Ellen Axson Wilson to Jessie Woodrow Wilson Sayre




Ellen Axson Wilson tells Jessie Wilson Sayre about home renovations and going to the theater with her husband.


Seeley G. Mudd Manuscript Library, Princeton University




My darling Jessie

I have,—much against my will,—been a very poor correspondent so far this fall; but I am going to do better from now on, for I think the great work of the season is finally over. May finished her work last night and left this morning “forever,”—as you girls say! She is to be married on the 14th of next month.Miss Williams also left this afternoon. She came last Saturday and has had me posing for her all the week whenever it was possible. She has almost painted the picture over, and it is immensely improved. We all think it fine now.
There is still a good deal of superintending to do in the garden but the work is well under way, and all the “stock” chosen, ordered,—and on the spot.

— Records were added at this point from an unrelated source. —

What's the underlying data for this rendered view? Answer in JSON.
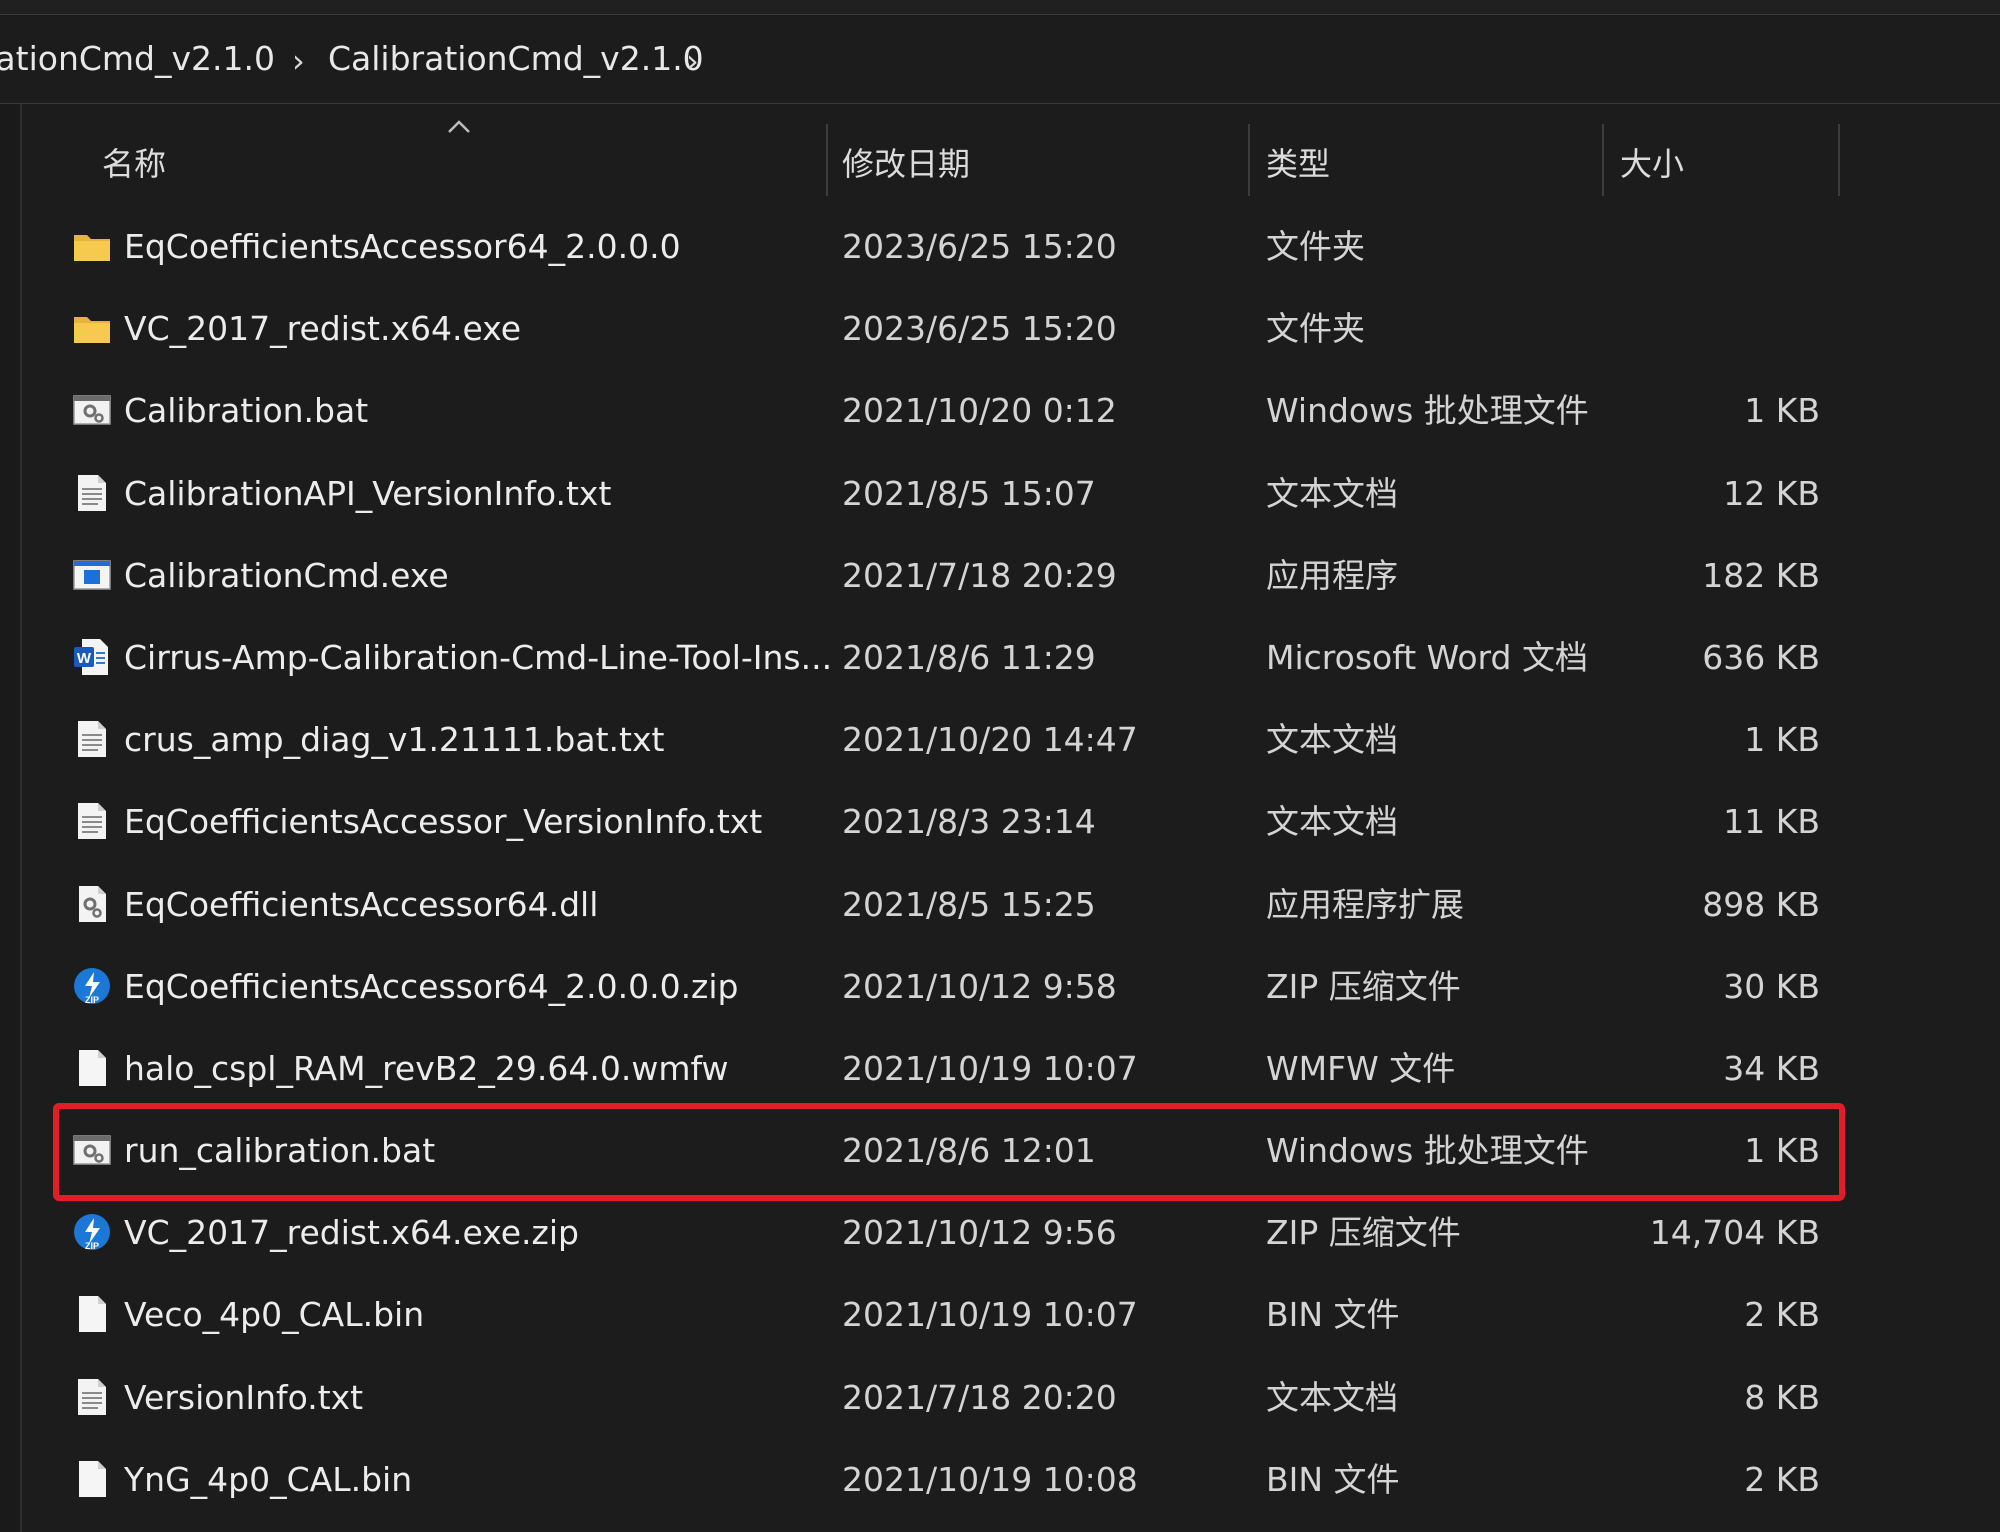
{
  "breadcrumb": {
    "items": [
      "rationCmd_v2.1.0",
      "CalibrationCmd_v2.1.0"
    ],
    "separator": "›"
  },
  "columns": {
    "name": "名称",
    "date": "修改日期",
    "type": "类型",
    "size": "大小"
  },
  "colors": {
    "background": "#1c1c1c",
    "highlight": "#e11d2a",
    "folder": "#f0c04a"
  },
  "files": [
    {
      "name": "EqCoefficientsAccessor64_2.0.0.0",
      "date": "2023/6/25 15:20",
      "type": "文件夹",
      "size": "",
      "icon": "folder-icon"
    },
    {
      "name": "VC_2017_redist.x64.exe",
      "date": "2023/6/25 15:20",
      "type": "文件夹",
      "size": "",
      "icon": "folder-icon"
    },
    {
      "name": "Calibration.bat",
      "date": "2021/10/20 0:12",
      "type": "Windows 批处理文件",
      "size": "1 KB",
      "icon": "batch-file-icon"
    },
    {
      "name": "CalibrationAPI_VersionInfo.txt",
      "date": "2021/8/5 15:07",
      "type": "文本文档",
      "size": "12 KB",
      "icon": "text-file-icon"
    },
    {
      "name": "CalibrationCmd.exe",
      "date": "2021/7/18 20:29",
      "type": "应用程序",
      "size": "182 KB",
      "icon": "application-icon"
    },
    {
      "name": "Cirrus-Amp-Calibration-Cmd-Line-Tool-Ins...",
      "date": "2021/8/6 11:29",
      "type": "Microsoft Word 文档",
      "size": "636 KB",
      "icon": "word-document-icon"
    },
    {
      "name": "crus_amp_diag_v1.21111.bat.txt",
      "date": "2021/10/20 14:47",
      "type": "文本文档",
      "size": "1 KB",
      "icon": "text-file-icon"
    },
    {
      "name": "EqCoefficientsAccessor_VersionInfo.txt",
      "date": "2021/8/3 23:14",
      "type": "文本文档",
      "size": "11 KB",
      "icon": "text-file-icon"
    },
    {
      "name": "EqCoefficientsAccessor64.dll",
      "date": "2021/8/5 15:25",
      "type": "应用程序扩展",
      "size": "898 KB",
      "icon": "dll-file-icon"
    },
    {
      "name": "EqCoefficientsAccessor64_2.0.0.0.zip",
      "date": "2021/10/12 9:58",
      "type": "ZIP 压缩文件",
      "size": "30 KB",
      "icon": "zip-file-icon"
    },
    {
      "name": "halo_cspl_RAM_revB2_29.64.0.wmfw",
      "date": "2021/10/19 10:07",
      "type": "WMFW 文件",
      "size": "34 KB",
      "icon": "blank-file-icon"
    },
    {
      "name": "run_calibration.bat",
      "date": "2021/8/6 12:01",
      "type": "Windows 批处理文件",
      "size": "1 KB",
      "icon": "batch-file-icon",
      "highlighted": true
    },
    {
      "name": "VC_2017_redist.x64.exe.zip",
      "date": "2021/10/12 9:56",
      "type": "ZIP 压缩文件",
      "size": "14,704 KB",
      "icon": "zip-file-icon"
    },
    {
      "name": "Veco_4p0_CAL.bin",
      "date": "2021/10/19 10:07",
      "type": "BIN 文件",
      "size": "2 KB",
      "icon": "blank-file-icon"
    },
    {
      "name": "VersionInfo.txt",
      "date": "2021/7/18 20:20",
      "type": "文本文档",
      "size": "8 KB",
      "icon": "text-file-icon"
    },
    {
      "name": "YnG_4p0_CAL.bin",
      "date": "2021/10/19 10:08",
      "type": "BIN 文件",
      "size": "2 KB",
      "icon": "blank-file-icon"
    }
  ]
}
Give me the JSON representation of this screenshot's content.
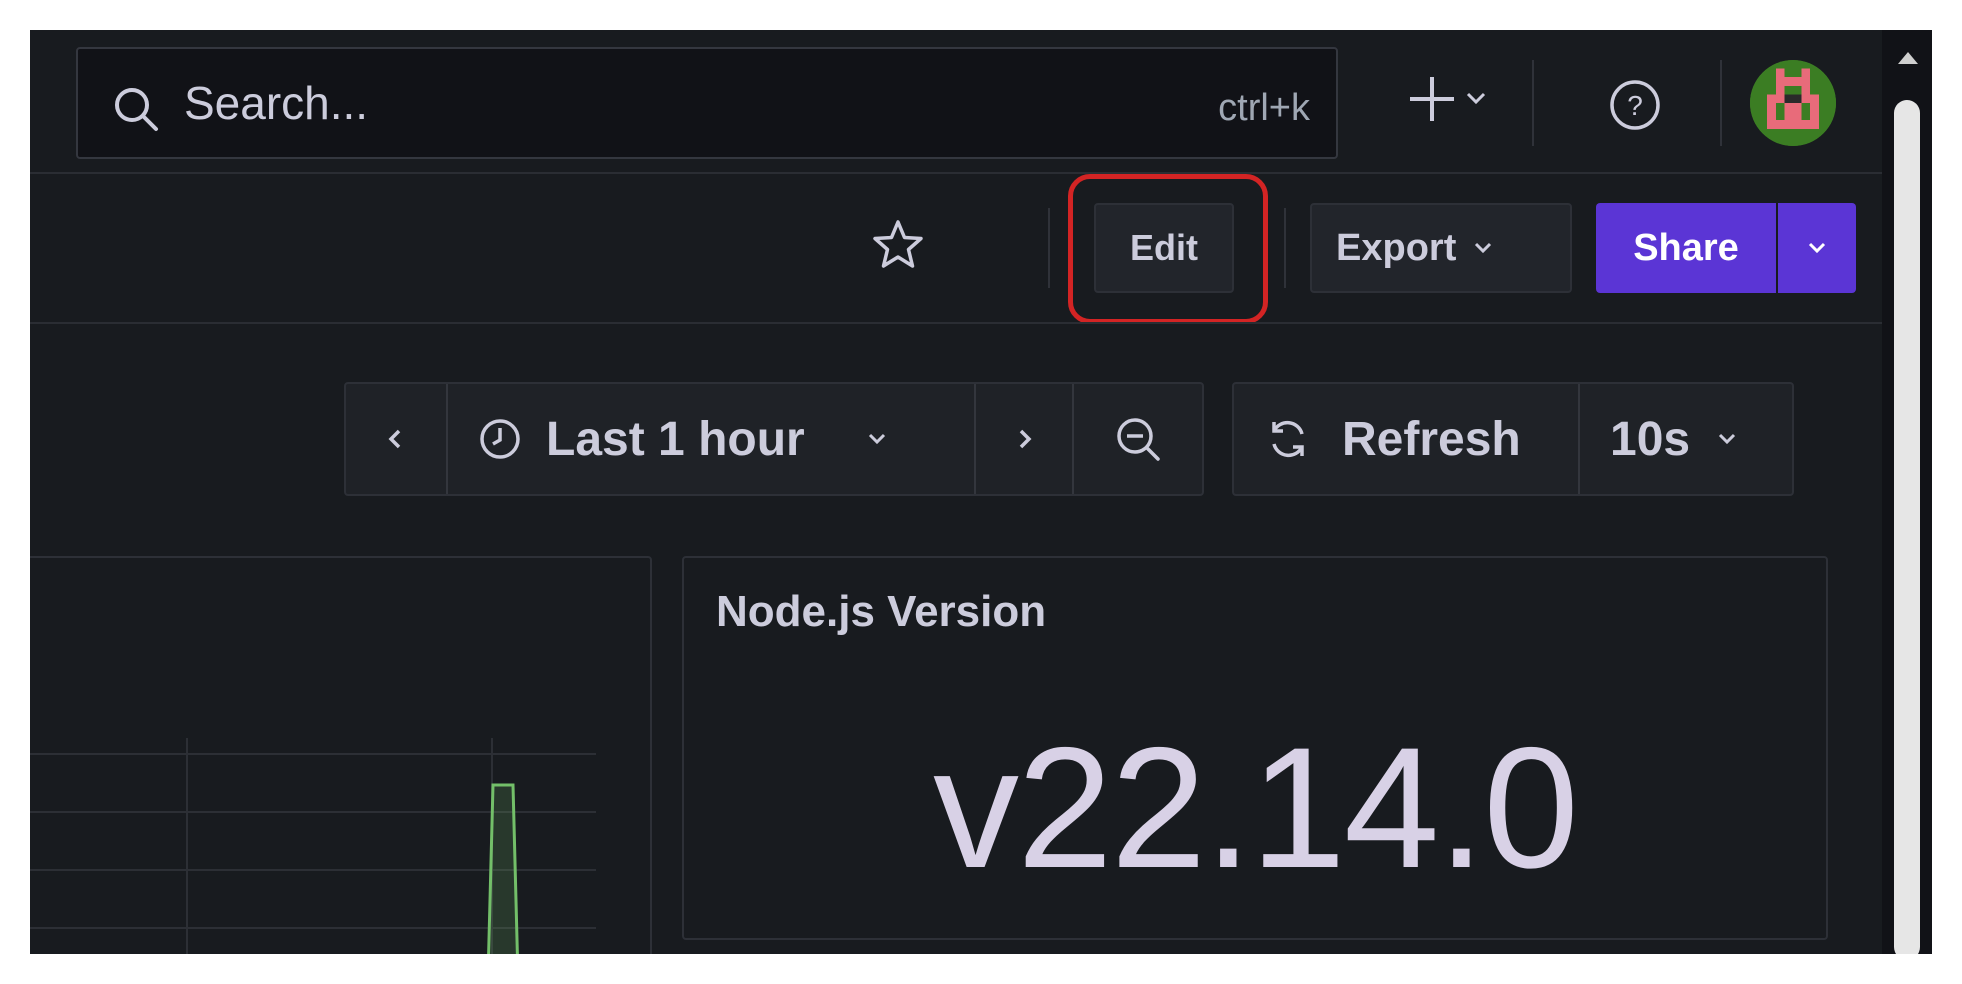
{
  "topbar": {
    "search_placeholder": "Search...",
    "search_shortcut": "ctrl+k",
    "icons": {
      "search": "search-icon",
      "new": "plus-icon",
      "help": "help-circle-icon",
      "avatar": "user-avatar"
    }
  },
  "toolbar": {
    "edit_label": "Edit",
    "export_label": "Export",
    "share_label": "Share",
    "share_color": "#5b35d5",
    "highlight_color": "#d32424"
  },
  "time_controls": {
    "range_label": "Last 1 hour",
    "refresh_label": "Refresh",
    "interval_label": "10s"
  },
  "panels": {
    "stat": {
      "title": "Node.js Version",
      "value": "v22.14.0"
    },
    "graph": {
      "series_color": "#73bf69"
    }
  }
}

It is certainly fascinating;—I should like to be out there all the time, especially in this lovely Indian summer weather. It has been a splendid fall and the garden has been a wonder. We still get all the flowers we want from it,—clove pinks and fine American Beauty roses for instance. Isnt that surprising for November?Madge has really sailed this week,—on Wed at eleven o'clock. She went over the day before, and Papa and I went on the special that morning. There was quite a party to see her off, and she had about a score of letters & some fine flowers. They had nice little state-rooms with no upper berths at all! But the ship looked rather small and dingy by comparison with the Eng. & German ones. It is Italian, you know? Miss Thorpe has tried them often and likes them best.
After eleven I went up to the Presbyterian hospital to see Miss Rickitts who, you know, was operated on for appendicitis two or three weeks ago. She is doing finely and I found her very bright—After that Papa and I went on a regular spree! We went to the theater in the afternoon and saw “The College Widow,” a regular foot-ball play! I don't know when I have laughed so much. All the parts were acted splendidly. Then we staid over night and went in the evening to see Mrs. Campbell in “The Sorceress.” She is very powerful and effective in it; but the play is a terrible and unmitigated tragedy. So we had “all sorts of a time” that day.
We all enjoyed your account of the house-party extremely. I am charmed that you had such a treat and that all went off so well. Also that you are succeeding so well as you evidently are as president. Your days,—everybodys days—at college certainly do seem too full, and it makes me uneasy sometimes for you both. But the mere fact of your all being Americans,—in America makes that inevitable,—alas!I am confused about your allowance. Did I send it last for Oct. or Nov.? I have been so busy that it has been crowded out of my memory. Drop me a card & I will send it at once if I owe for Nov.,—and also the money for you to come home at ThanksgivingThis is my “day” and I have been trying to write between calls, but they finally settled down to a steady stream of visitors so now I must stop & hurry this off, as it is already so late in the week. With a heart full of love for both my darlings from,

Your devoted

Original Format






Wilson, Ellen Axson, “Ellen Axson Wilson to Jessie Woodrow Wilson Sayre,” 1904 November 4, WWP17327, Jessie Wilson Sayre Correspondence, Woodrow Wilson Presidential Library & Museum, Staunton, Virginia.